INSTRUCTIONS FOR THE TASK: Once the pictures have been excluded, set down each remaining entry word for word.

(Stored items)
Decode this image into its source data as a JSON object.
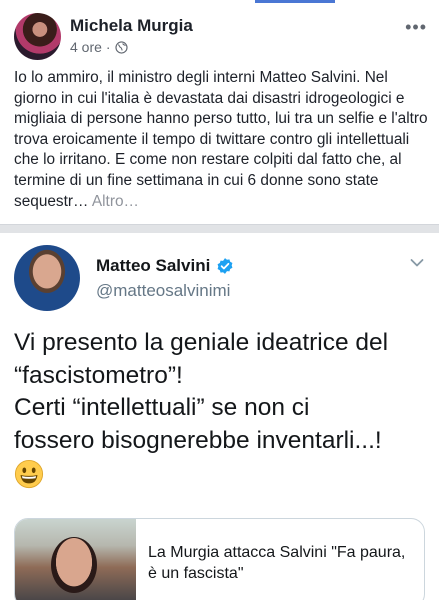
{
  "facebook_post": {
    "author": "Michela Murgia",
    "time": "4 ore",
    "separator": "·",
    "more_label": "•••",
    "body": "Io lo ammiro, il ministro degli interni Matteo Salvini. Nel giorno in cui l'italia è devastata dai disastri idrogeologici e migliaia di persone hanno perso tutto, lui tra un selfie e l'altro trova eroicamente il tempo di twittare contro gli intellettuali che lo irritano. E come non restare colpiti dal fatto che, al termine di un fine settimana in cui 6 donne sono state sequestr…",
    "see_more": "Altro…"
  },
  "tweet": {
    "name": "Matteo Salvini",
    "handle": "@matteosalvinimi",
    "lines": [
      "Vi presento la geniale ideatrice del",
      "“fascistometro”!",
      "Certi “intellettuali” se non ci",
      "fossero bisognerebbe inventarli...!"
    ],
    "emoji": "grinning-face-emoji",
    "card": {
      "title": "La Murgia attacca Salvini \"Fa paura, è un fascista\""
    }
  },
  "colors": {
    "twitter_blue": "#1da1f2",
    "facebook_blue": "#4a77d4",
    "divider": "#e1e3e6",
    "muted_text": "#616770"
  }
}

ANSWER BOX:
Decode this image into its source data as a JSON object.
{
  "facebook_post": {
    "author": "Michela Murgia",
    "time": "4 ore",
    "separator": "·",
    "more_label": "•••",
    "body": "Io lo ammiro, il ministro degli interni Matteo Salvini. Nel giorno in cui l'italia è devastata dai disastri idrogeologici e migliaia di persone hanno perso tutto, lui tra un selfie e l'altro trova eroicamente il tempo di twittare contro gli intellettuali che lo irritano. E come non restare colpiti dal fatto che, al termine di un fine settimana in cui 6 donne sono state sequestr…",
    "see_more": "Altro…"
  },
  "tweet": {
    "name": "Matteo Salvini",
    "handle": "@matteosalvinimi",
    "lines": [
      "Vi presento la geniale ideatrice del",
      "“fascistometro”!",
      "Certi “intellettuali” se non ci",
      "fossero bisognerebbe inventarli...!"
    ],
    "emoji": "grinning-face-emoji",
    "card": {
      "title": "La Murgia attacca Salvini \"Fa paura, è un fascista\""
    }
  },
  "colors": {
    "twitter_blue": "#1da1f2",
    "facebook_blue": "#4a77d4",
    "divider": "#e1e3e6",
    "muted_text": "#616770"
  }
}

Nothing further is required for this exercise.